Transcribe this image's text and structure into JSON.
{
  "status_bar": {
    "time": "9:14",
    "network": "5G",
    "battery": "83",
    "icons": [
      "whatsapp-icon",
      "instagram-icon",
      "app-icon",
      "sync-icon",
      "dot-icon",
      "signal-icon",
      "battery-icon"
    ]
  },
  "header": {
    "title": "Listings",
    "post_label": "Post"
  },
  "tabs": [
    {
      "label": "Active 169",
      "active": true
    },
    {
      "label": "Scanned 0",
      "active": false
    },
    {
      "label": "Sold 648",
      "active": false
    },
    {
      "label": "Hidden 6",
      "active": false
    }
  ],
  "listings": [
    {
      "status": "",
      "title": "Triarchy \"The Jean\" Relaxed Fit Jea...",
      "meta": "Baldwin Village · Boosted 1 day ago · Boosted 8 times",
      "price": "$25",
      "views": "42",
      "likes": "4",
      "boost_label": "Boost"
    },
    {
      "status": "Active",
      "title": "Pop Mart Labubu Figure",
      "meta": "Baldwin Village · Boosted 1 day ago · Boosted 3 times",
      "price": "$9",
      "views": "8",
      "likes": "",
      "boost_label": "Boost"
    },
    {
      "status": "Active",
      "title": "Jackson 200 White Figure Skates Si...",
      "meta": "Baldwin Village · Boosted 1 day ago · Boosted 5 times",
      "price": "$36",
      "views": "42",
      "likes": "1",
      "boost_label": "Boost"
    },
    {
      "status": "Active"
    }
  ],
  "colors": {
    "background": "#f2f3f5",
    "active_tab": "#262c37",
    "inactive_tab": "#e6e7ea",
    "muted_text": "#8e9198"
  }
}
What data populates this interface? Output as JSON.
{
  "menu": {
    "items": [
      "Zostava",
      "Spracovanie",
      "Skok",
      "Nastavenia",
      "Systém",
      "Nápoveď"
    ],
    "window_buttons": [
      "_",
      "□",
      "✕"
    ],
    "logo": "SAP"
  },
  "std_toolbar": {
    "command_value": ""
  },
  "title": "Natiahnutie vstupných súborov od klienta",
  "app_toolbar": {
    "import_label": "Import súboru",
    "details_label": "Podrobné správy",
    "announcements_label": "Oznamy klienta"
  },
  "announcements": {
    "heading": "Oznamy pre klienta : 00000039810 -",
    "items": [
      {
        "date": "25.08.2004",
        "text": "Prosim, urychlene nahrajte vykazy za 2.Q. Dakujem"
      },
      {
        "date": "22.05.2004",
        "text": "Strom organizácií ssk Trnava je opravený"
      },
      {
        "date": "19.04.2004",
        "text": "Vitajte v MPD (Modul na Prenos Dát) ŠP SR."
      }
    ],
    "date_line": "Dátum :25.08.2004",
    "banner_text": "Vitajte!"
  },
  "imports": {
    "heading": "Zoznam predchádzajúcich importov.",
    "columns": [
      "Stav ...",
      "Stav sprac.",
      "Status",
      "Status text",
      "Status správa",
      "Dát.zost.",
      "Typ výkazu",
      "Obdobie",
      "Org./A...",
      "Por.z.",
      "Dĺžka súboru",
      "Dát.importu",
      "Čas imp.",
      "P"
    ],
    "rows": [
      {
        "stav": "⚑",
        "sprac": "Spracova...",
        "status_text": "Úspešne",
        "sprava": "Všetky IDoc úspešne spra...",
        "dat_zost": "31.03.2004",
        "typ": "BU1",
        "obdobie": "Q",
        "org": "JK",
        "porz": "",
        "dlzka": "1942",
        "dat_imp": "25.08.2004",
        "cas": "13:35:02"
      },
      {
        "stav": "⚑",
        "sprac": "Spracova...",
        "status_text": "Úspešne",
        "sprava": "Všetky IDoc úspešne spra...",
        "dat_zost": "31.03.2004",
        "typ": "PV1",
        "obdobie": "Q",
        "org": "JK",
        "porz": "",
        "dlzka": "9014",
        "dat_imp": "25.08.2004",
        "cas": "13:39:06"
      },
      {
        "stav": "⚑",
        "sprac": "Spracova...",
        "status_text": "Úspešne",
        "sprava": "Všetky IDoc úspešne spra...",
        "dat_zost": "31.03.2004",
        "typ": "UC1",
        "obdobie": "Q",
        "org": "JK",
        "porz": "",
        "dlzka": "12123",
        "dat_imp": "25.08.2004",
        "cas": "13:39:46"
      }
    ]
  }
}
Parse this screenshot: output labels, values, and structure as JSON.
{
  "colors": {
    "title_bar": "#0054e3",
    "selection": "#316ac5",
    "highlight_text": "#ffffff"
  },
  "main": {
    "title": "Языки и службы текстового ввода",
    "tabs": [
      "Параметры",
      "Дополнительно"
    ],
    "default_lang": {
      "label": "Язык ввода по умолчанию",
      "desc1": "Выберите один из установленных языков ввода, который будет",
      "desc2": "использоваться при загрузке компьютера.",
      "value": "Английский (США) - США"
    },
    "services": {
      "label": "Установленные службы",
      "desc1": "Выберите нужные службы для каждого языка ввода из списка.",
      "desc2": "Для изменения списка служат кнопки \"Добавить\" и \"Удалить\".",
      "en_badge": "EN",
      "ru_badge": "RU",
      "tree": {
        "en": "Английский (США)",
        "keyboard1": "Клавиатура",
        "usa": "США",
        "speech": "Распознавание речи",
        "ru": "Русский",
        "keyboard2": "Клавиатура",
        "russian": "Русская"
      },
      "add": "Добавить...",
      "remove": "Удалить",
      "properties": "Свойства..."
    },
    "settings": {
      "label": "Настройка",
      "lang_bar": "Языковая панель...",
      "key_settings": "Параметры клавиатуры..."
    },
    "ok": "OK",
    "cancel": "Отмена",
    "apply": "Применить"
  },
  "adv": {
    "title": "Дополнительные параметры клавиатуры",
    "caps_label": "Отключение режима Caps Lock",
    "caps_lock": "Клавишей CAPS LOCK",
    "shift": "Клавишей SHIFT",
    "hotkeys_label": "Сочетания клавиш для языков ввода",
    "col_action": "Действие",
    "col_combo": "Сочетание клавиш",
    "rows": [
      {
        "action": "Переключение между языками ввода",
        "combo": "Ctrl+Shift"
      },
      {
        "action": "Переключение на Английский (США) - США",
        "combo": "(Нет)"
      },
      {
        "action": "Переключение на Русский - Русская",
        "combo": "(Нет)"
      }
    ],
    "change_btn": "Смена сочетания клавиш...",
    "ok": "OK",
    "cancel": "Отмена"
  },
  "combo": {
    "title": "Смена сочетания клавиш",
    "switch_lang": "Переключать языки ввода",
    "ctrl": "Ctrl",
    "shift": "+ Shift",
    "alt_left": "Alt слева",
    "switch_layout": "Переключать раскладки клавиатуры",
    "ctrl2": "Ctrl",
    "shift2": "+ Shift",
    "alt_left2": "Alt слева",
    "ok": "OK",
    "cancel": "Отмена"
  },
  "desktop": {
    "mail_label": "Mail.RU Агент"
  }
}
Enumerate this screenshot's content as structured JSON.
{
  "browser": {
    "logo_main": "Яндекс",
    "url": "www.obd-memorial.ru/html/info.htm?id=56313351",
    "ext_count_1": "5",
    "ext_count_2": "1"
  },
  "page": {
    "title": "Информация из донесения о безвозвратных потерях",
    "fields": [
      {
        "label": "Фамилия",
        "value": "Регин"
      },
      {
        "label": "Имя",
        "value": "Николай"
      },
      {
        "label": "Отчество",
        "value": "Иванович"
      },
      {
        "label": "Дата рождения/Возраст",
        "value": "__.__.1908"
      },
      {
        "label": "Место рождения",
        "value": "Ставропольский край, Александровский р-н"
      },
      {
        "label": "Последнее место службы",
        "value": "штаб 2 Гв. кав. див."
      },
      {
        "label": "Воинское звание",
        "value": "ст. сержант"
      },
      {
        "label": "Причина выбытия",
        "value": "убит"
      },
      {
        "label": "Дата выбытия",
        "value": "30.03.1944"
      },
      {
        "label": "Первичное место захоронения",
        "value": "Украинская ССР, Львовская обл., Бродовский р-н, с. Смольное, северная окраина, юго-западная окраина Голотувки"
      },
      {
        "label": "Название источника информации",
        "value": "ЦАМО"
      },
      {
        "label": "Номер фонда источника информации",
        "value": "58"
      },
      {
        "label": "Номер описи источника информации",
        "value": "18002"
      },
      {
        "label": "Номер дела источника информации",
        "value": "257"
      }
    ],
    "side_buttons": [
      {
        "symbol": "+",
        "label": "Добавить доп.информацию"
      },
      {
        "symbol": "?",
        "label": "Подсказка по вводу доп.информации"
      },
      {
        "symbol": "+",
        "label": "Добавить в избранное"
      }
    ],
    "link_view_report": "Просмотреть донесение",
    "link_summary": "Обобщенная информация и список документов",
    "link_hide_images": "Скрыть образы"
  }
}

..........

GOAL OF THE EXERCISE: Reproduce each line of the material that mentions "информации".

COMPLETED TASK:
        "label": "Название источника информации",
        "label": "Номер фонда источника информации",
        "label": "Номер описи источника информации",
        "label": "Номер дела источника информации",
        "label": "Подсказка по вводу доп.информации"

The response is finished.